## Homework Statement

A curve of radius 65m is banked for a design speed of 105 km/h. If the coefficient of static friction is 0.34 (wet pavement), at what range of speeds can a car safely make the curve?

I am not sure how can I get range of velocities at which the car can travel without skidding

F = mA
F = ukFN
A = (v^2) / R

## The Attempt at a Solution

uk x FN = mA
uk x mg =m(v^2)/r
v = sqrt [uk x r x g]
v = sqrt[ 0.34 x 65 x 9.8] = 14.72 m/s -> 53 km/hr

lightgrav
Homework Helper
the curve is "banked" at some angle above the horizontal;
draw your car with velocity INTO the page, so all the Force vectors ,
and the acceleration vector, are diplayed ON the paper with angles showing.
at the "design speed", mg + F_N = ma_c , even with no friction.

if a car goes too slow, friction is needed ... also if a car goes too fast.

This is what I found out after doing the diagram:
*theta = angle at which the curve is banked.

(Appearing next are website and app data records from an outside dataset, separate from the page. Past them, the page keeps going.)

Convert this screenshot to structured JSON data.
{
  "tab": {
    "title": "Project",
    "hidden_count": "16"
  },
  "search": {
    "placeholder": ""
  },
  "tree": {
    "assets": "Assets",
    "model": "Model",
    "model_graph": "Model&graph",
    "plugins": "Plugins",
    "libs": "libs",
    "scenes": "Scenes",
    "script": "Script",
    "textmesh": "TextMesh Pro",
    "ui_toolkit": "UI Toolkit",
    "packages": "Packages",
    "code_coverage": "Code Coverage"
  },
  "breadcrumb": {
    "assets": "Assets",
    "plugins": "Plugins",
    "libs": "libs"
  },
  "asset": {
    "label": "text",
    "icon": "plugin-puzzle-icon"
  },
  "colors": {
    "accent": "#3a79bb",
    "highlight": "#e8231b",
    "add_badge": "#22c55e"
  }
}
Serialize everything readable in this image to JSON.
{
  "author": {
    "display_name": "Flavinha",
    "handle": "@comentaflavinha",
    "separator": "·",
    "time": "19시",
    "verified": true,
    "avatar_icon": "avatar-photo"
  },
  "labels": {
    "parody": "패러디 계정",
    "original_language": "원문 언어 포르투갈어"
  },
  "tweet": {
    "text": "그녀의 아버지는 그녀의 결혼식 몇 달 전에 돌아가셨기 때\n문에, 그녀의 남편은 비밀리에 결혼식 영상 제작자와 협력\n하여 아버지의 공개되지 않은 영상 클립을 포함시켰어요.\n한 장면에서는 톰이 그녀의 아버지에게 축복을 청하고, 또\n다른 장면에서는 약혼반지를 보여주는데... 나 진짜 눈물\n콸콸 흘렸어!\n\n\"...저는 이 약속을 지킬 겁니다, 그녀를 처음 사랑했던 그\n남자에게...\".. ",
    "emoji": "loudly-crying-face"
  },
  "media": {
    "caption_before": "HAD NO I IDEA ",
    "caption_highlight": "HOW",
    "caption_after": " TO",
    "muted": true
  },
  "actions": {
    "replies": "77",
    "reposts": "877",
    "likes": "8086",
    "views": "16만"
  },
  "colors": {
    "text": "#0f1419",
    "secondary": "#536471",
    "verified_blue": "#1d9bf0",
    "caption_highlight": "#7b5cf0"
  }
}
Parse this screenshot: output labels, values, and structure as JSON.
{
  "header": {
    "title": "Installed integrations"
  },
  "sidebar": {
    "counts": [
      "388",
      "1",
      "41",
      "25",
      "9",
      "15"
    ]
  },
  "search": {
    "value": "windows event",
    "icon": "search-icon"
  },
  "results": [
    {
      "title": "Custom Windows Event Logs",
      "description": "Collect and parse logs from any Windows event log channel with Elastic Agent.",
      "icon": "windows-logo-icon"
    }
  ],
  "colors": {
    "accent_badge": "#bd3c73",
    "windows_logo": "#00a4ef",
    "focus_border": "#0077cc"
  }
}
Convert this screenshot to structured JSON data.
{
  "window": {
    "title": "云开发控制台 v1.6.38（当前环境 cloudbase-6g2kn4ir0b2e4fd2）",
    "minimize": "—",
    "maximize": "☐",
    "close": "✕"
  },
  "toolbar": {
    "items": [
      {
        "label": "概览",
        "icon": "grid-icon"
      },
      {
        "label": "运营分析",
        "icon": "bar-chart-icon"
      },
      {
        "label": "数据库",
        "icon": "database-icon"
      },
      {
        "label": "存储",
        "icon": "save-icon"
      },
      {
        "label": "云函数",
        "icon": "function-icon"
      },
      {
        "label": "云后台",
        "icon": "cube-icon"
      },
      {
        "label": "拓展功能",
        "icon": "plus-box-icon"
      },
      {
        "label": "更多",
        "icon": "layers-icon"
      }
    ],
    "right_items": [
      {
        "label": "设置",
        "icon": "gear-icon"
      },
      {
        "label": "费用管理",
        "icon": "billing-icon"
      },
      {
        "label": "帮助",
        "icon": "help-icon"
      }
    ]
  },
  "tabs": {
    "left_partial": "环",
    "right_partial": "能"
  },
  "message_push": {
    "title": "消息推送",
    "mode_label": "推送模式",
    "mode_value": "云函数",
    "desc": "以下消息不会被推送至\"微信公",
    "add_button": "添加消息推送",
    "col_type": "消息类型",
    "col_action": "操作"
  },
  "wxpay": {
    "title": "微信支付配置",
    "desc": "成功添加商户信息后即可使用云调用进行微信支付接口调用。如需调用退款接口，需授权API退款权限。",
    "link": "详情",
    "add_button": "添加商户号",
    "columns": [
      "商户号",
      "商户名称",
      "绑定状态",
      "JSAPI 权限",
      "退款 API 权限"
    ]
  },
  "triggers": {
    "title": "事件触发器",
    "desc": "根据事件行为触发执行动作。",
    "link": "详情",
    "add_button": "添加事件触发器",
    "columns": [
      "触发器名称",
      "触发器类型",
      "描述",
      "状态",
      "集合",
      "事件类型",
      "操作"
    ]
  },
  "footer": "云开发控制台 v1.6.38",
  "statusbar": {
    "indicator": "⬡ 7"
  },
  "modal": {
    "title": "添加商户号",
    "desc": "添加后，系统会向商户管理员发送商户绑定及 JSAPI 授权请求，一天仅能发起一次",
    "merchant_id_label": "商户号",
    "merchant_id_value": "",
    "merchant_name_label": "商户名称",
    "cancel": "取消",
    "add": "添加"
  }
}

F_N = -ma_c / cos ("theta" +90)
so I replaced into:

mg + sin ("theta" +90) x F_N = ma_c

mg + sin ("theta" +90) x ( (-ma_c) / (cos("theta" +90) ) = ma_c

(-9.8) + tan ("theta"+90) x ( v^2 / r ) = v^2 / r

Theta = 29.76181434

Is this correct? if so, I understand this is the angle at which the car can travel at v = 29.166 m/s without friction needed, but I still don't know how to find the range of speeds.

lightgrav
Homework Helper
mg (down) + F_N(diagonal) = ma_c (horizontal) ... right triangle .
F_N is the same angle from vertical , that the road is from horizontal .
(your v^2/r is 13m/s^2 , right? ma_c this is bigger than gravity!)

If a car is trying to creep around this curve, it will slide down the steep slope.
what direction does friction push this car? ... how hard?

mg (down) + F_N(diagonal) = ma_c (horizontal) ... right triangle .
F_N is the same angle from vertical , that the road is from horizontal .
(your v^2/r is 13m/s^2 , right? ma_c this is bigger than gravity!)

If a car is trying to creep around this curve, it will slide down the steep slope.
what direction does friction push this car? ... how hard?

Yes, my v^2/r is 13.08 m/s^2.
If the car slides down the slope friction will act in the opposite direction the car is sliding, so friction acts up the slope.
Force of friction = F_N x uk.
Am I right?

Last edited:
I tried again starting from zero, and this time I set the sum of the forces in the Y direction to zero, but now I get a negative angle.
So:
F_N = -ma_c / cos (90 + "theta")
Replaced into :
sin (90 + "theta") * F_N = mg
and I got
"theta" = -126.825869

Hello demente182!

I watch these forums to discourage students from cheating. Please solve the problem on your own.

Ms. Marsh